1 reply

unfortunately even if you do find a substitute power supply. Dell and HP both use 3 wire cords with a sense circuit in the computer and power adapter "that prevent charging with non-branded adapters!"

however if you just want to extend your current cable, you just need to splice the 3 conductors.

Simply awesome. Theres some good points in the comments, but honestly, this is such a smart, practical and plain USEFUL idea, that I've got nothing but praise.

Well done !

Very nice idea! Wish I'd had something like this at some of the airports I've visited.

Many power cords to the brick are 3-wire, but the plug-in to the brick is usually a standard connector, and replacement plugs are readily available, so you don't have to tear up the original cord.

Laptops draw low current; my brick says 1.7 amps. Wire can probably be as small as 22 or even 24 gauge but *must* be stranded for flexibility, else it will eventually break.

Great job!

1 reply

Thank you, I went for the smaller cheaper "lamp wire" at the hardware store because i figured that. But I also wanted a cord that was durable, so i wouldn't recommend some skinny crap wire because people are gonna be stepping all over it and it's going to have to hold some weight when you pull things around on accident or coil it up.

Seems like a good idea. When I was in a 300+ lecture hall with a very few outlets, I bought an 8 outlet power strip with 50ft cord. My neighbors loved me.

1 reply

you carried around a 50ft extension cord? did everyone use laptops in that class?

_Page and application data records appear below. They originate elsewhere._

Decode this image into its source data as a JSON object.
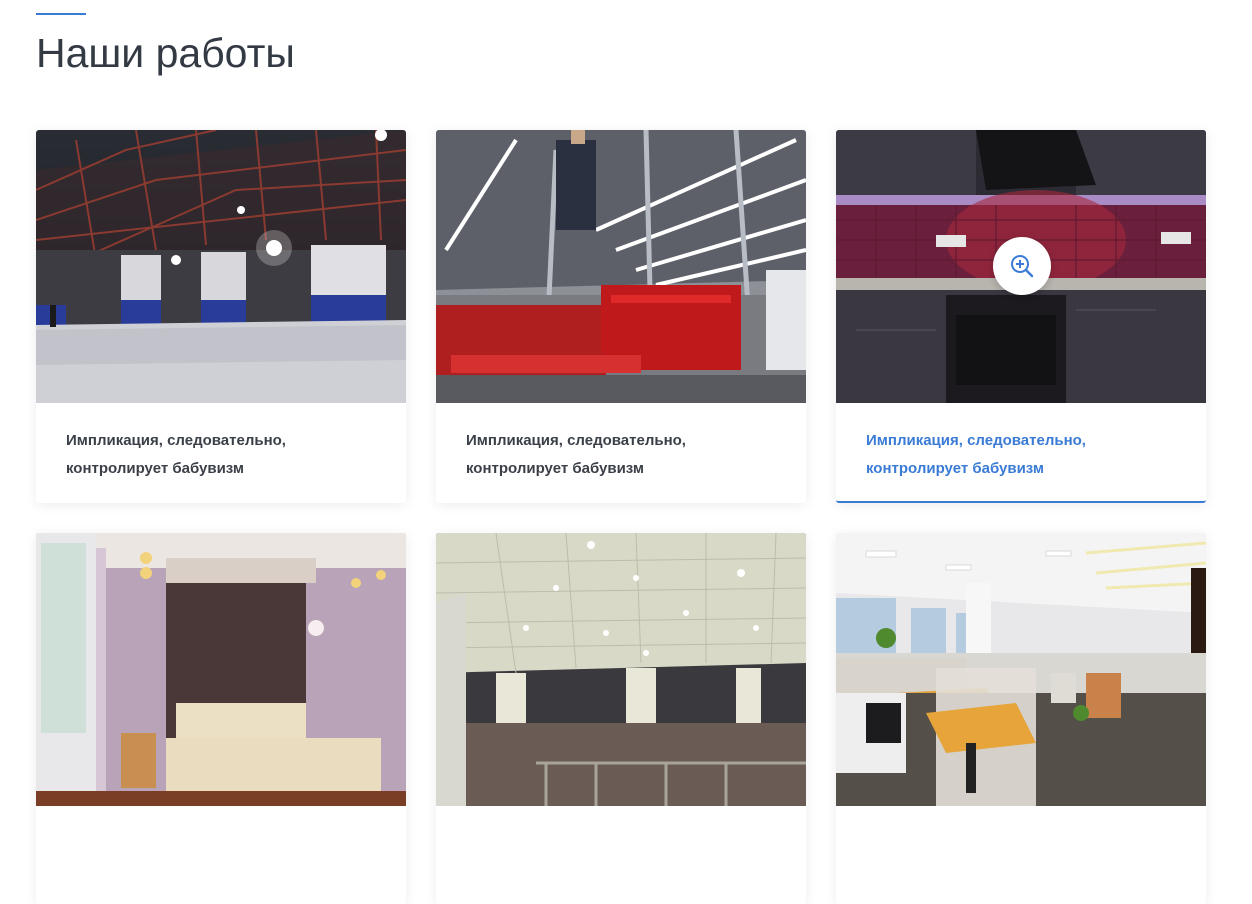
{
  "section": {
    "title": "Наши работы",
    "accent_color": "#3a7bd5"
  },
  "gallery": {
    "items": [
      {
        "caption": "Импликация, следовательно, контролирует бабувизм",
        "image": "warehouse-hangar-photo",
        "active": false
      },
      {
        "caption": "Импликация, следовательно, контролирует бабувизм",
        "image": "industrial-ceiling-installation-photo",
        "active": false
      },
      {
        "caption": "Импликация, следовательно, контролирует бабувизм",
        "image": "kitchen-led-backsplash-photo",
        "active": true,
        "overlay_icon": "zoom-in-icon"
      },
      {
        "caption": "",
        "image": "bedroom-interior-photo",
        "active": false
      },
      {
        "caption": "",
        "image": "hall-ceiling-lights-photo",
        "active": false
      },
      {
        "caption": "",
        "image": "open-office-photo",
        "active": false
      }
    ]
  }
}
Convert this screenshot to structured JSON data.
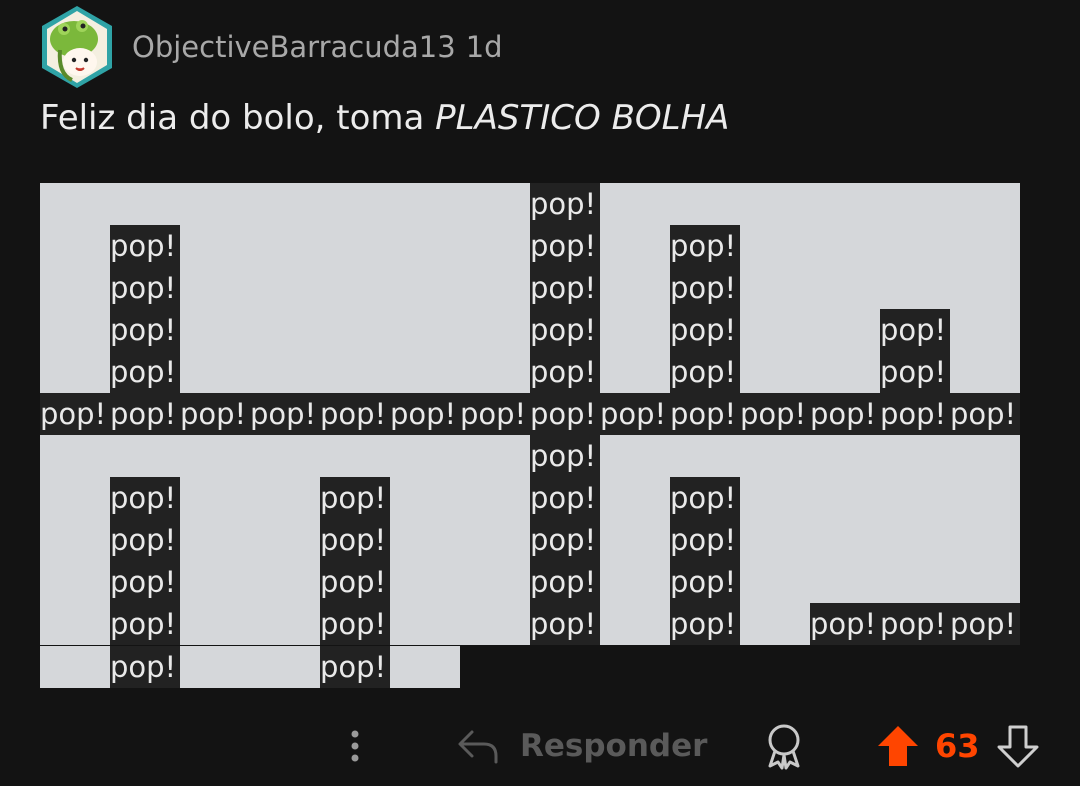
{
  "comment": {
    "username": "ObjectiveBarracuda13",
    "age": "1d",
    "text_plain": "Feliz dia do bolo, toma ",
    "text_emphasis": "PLASTICO BOLHA",
    "bubble_text": "pop!",
    "bubble_grid": [
      [
        0,
        0,
        0,
        0,
        0,
        0,
        0,
        1,
        0,
        0,
        0,
        0,
        0,
        0
      ],
      [
        0,
        1,
        0,
        0,
        0,
        0,
        0,
        1,
        0,
        1,
        0,
        0,
        0,
        0
      ],
      [
        0,
        1,
        0,
        0,
        0,
        0,
        0,
        1,
        0,
        1,
        0,
        0,
        0,
        0
      ],
      [
        0,
        1,
        0,
        0,
        0,
        0,
        0,
        1,
        0,
        1,
        0,
        0,
        1,
        0
      ],
      [
        0,
        1,
        0,
        0,
        0,
        0,
        0,
        1,
        0,
        1,
        0,
        0,
        1,
        0
      ],
      [
        1,
        1,
        1,
        1,
        1,
        1,
        1,
        1,
        1,
        1,
        1,
        1,
        1,
        1
      ],
      [
        0,
        0,
        0,
        0,
        0,
        0,
        0,
        1,
        0,
        0,
        0,
        0,
        0,
        0
      ],
      [
        0,
        1,
        0,
        0,
        1,
        0,
        0,
        1,
        0,
        1,
        0,
        0,
        0,
        0
      ],
      [
        0,
        1,
        0,
        0,
        1,
        0,
        0,
        1,
        0,
        1,
        0,
        0,
        0,
        0
      ],
      [
        0,
        1,
        0,
        0,
        1,
        0,
        0,
        1,
        0,
        1,
        0,
        0,
        0,
        0
      ],
      [
        0,
        1,
        0,
        0,
        1,
        0,
        0,
        1,
        0,
        1,
        0,
        1,
        1,
        1
      ],
      [
        0,
        1,
        0,
        0,
        1,
        0,
        -1,
        -1,
        -1,
        -1,
        -1,
        -1,
        -1,
        -1
      ]
    ]
  },
  "actions": {
    "reply_label": "Responder",
    "score": "63"
  },
  "colors": {
    "background": "#131313",
    "username": "#a8a8a8",
    "bubble_light": "#d5d7da",
    "bubble_dark": "#222222",
    "upvote": "#ff4500",
    "muted_icon": "#5a5a5a"
  },
  "icons": [
    "avatar",
    "more-icon",
    "reply-arrow-icon",
    "award-icon",
    "upvote-icon",
    "downvote-icon"
  ]
}
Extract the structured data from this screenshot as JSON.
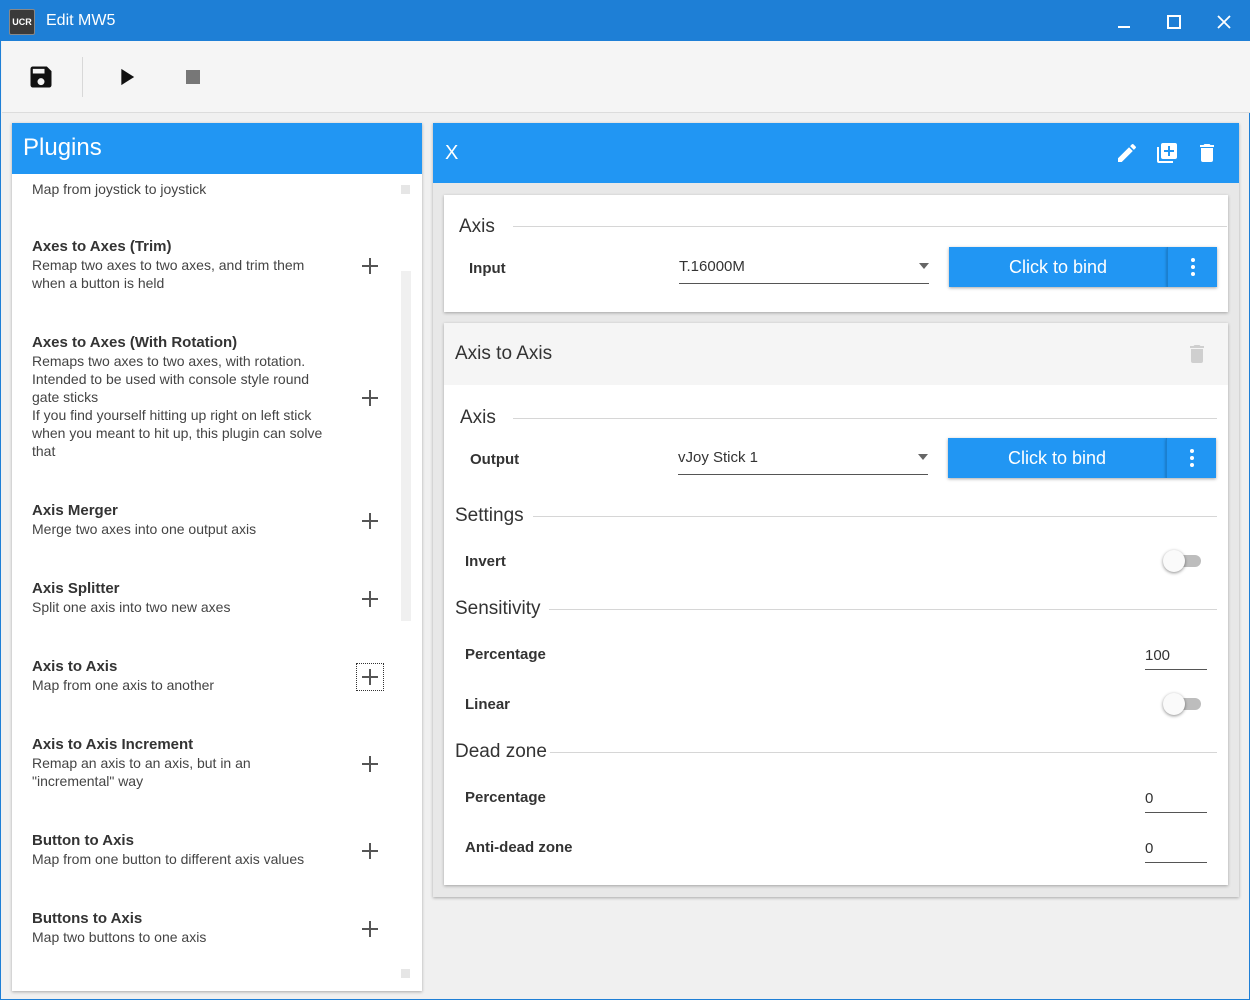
{
  "window": {
    "title": "Edit MW5",
    "app_icon_text": "UCR"
  },
  "toolbar": {
    "save_icon": "save-icon",
    "play_icon": "play-icon",
    "stop_icon": "stop-icon"
  },
  "plugins": {
    "title": "Plugins",
    "items": [
      {
        "name": "",
        "desc": "Map from joystick to joystick"
      },
      {
        "name": "Axes to Axes (Trim)",
        "desc": "Remap two axes to two axes, and trim them\nwhen a button is held"
      },
      {
        "name": "Axes to Axes (With Rotation)",
        "desc": "Remaps two axes to two axes, with rotation.\nIntended to be used with console style round\ngate sticks\nIf you find yourself hitting up right on left stick\nwhen you meant to hit up, this plugin can solve\nthat"
      },
      {
        "name": "Axis Merger",
        "desc": "Merge two axes into one output axis"
      },
      {
        "name": "Axis Splitter",
        "desc": "Split one axis into two new axes"
      },
      {
        "name": "Axis to Axis",
        "desc": "Map from one axis to another"
      },
      {
        "name": "Axis to Axis Increment",
        "desc": "Remap an axis to an axis, but in an\n\"incremental\" way"
      },
      {
        "name": "Button to Axis",
        "desc": "Map from one button to different axis values"
      },
      {
        "name": "Buttons to Axis",
        "desc": "Map two buttons to one axis"
      }
    ]
  },
  "mapping": {
    "title": "X",
    "input_card": {
      "section": "Axis",
      "field_label": "Input",
      "device": "T.16000M",
      "bind_label": "Click to bind"
    },
    "plugin_card": {
      "title": "Axis to Axis",
      "axis_section": "Axis",
      "output_label": "Output",
      "output_device": "vJoy Stick 1",
      "bind_label": "Click to bind",
      "settings_section": "Settings",
      "invert_label": "Invert",
      "invert_on": false,
      "sensitivity_section": "Sensitivity",
      "sens_percentage_label": "Percentage",
      "sens_percentage_value": "100",
      "linear_label": "Linear",
      "linear_on": false,
      "deadzone_section": "Dead zone",
      "dz_percentage_label": "Percentage",
      "dz_percentage_value": "0",
      "antidead_label": "Anti-dead zone",
      "antidead_value": "0"
    }
  },
  "colors": {
    "titlebar": "#1e7fd6",
    "accent": "#2196f3"
  }
}
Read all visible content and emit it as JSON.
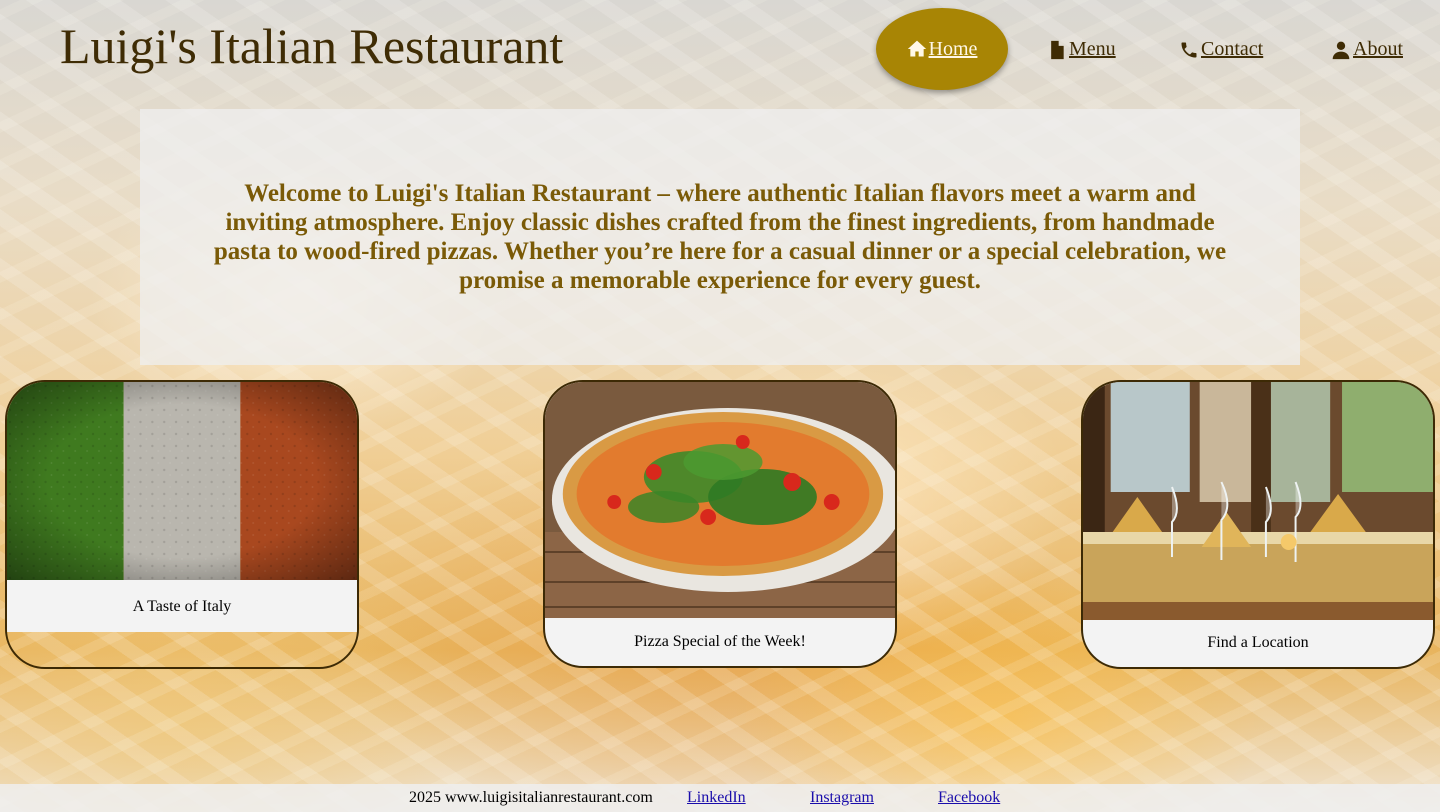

why is it annoying? I found it faster to wrap and unwrap because i don't have to unwrap the entire thing to plug it in or use it...